This opinion, in spite of many testimonies to the contrary, could never have been very general.
She was obliged to recollect that her seeing the letter was a violation of the laws of honour, that no one ought to be judged or to be known by such testimonies, that no private correspondence could bear the eye of others, before she could recover calmness enough to return the letter which she had been meditating over, and say--
Your wife is perpetually sending her little testimonies of affection, your little girls work endless worsted baskets, cushions, and footstools for her.
Thus far I have gone, tracing a secure way over the pathless seas, the very stars themselves being witnesses and testimonies of my triumph.
But I needed none of all this precaution; for never man had a more faithful, loving, sincere servant than Friday was to me: without passions, sullenness, or designs, perfectly obliged and engaged; his very affections were tied to me, like those of a child to a father; and I daresay he would have sacrificed his life to save mine upon any occasion whatsoever - the many testimonies he gave me of this put it out of doubt, and soon convinced me that I needed to use no precautions for my safety on his account.

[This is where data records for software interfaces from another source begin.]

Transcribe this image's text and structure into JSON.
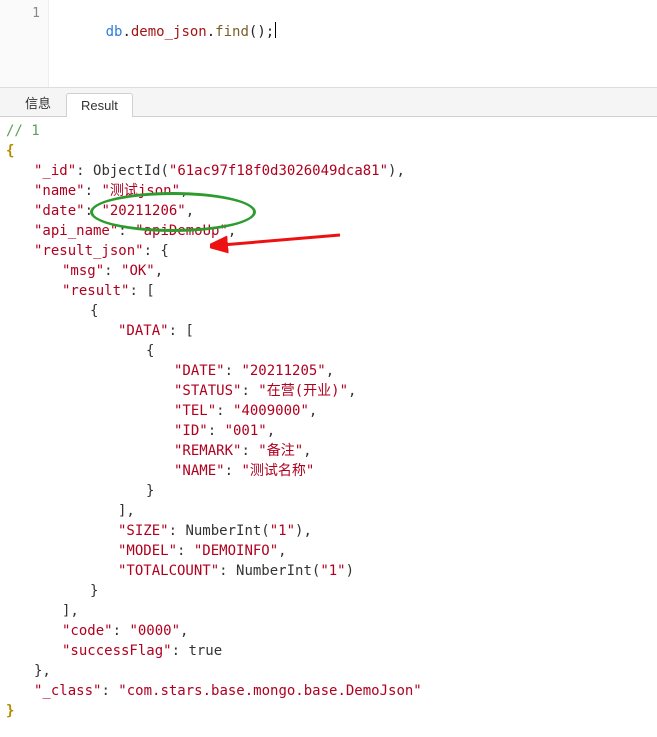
{
  "editor": {
    "line_number": "1",
    "obj": "db",
    "prop": "demo_json",
    "fn": "find",
    "tail": "();"
  },
  "tabs": {
    "info": "信息",
    "result": "Result"
  },
  "res": {
    "comment": "// 1",
    "open": "{",
    "close": "}",
    "id_key": "\"_id\"",
    "id_fn": "ObjectId",
    "id_val": "\"61ac97f18f0d3026049dca81\"",
    "name_key": "\"name\"",
    "name_val": "\"测试json\"",
    "date_key": "\"date\"",
    "date_val": "\"20211206\"",
    "api_key": "\"api_name\"",
    "api_val": "\"apiDemoUp\"",
    "rj_key": "\"result_json\"",
    "msg_key": "\"msg\"",
    "msg_val": "\"OK\"",
    "result_key": "\"result\"",
    "data_key": "\"DATA\"",
    "date2_key": "\"DATE\"",
    "date2_val": "\"20211205\"",
    "status_key": "\"STATUS\"",
    "status_val": "\"在营(开业)\"",
    "tel_key": "\"TEL\"",
    "tel_val": "\"4009000\"",
    "idk": "\"ID\"",
    "idv": "\"001\"",
    "remark_key": "\"REMARK\"",
    "remark_val": "\"备注\"",
    "name2_key": "\"NAME\"",
    "name2_val": "\"测试名称\"",
    "size_key": "\"SIZE\"",
    "ni_fn": "NumberInt",
    "ni_val": "\"1\"",
    "model_key": "\"MODEL\"",
    "model_val": "\"DEMOINFO\"",
    "tc_key": "\"TOTALCOUNT\"",
    "code_key": "\"code\"",
    "code_val": "\"0000\"",
    "sf_key": "\"successFlag\"",
    "sf_val": "true",
    "class_key": "\"_class\"",
    "class_val": "\"com.stars.base.mongo.base.DemoJson\""
  }
}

We parted after this long conference with such testimonies of kindness and affection as I thought were equal, if not superior, to that at our parting at Dunstable; and now I saw more plainly than before, the reason why he declined coming at that time any farther with me toward London than Dunstable, and why, when we parted there, he told me it was not convenient for him to come part of the way to London to bring me going, as he would otherwise have done.
Most of the testimonies were taken on videotape that begins to deteriorate over time.
For example, article 35 of the penal code states that a woman can testify in issues limited to women such as when a murder happens in places where only women can enter, such as women's bathrooms, whereas article 45 does not accept women's testimonies in murder cases.
The error involved a January 2008 hearing, where two GAO officials provided separate testimonies, that was inadvertently entered twice into the Congressional Hearing System--and thus was counted as two hearings.
Instead, pretrial work must be presented properly in court; jurors must understand witnesses; testimonies must be competent and reliable; and everyone must present the truth.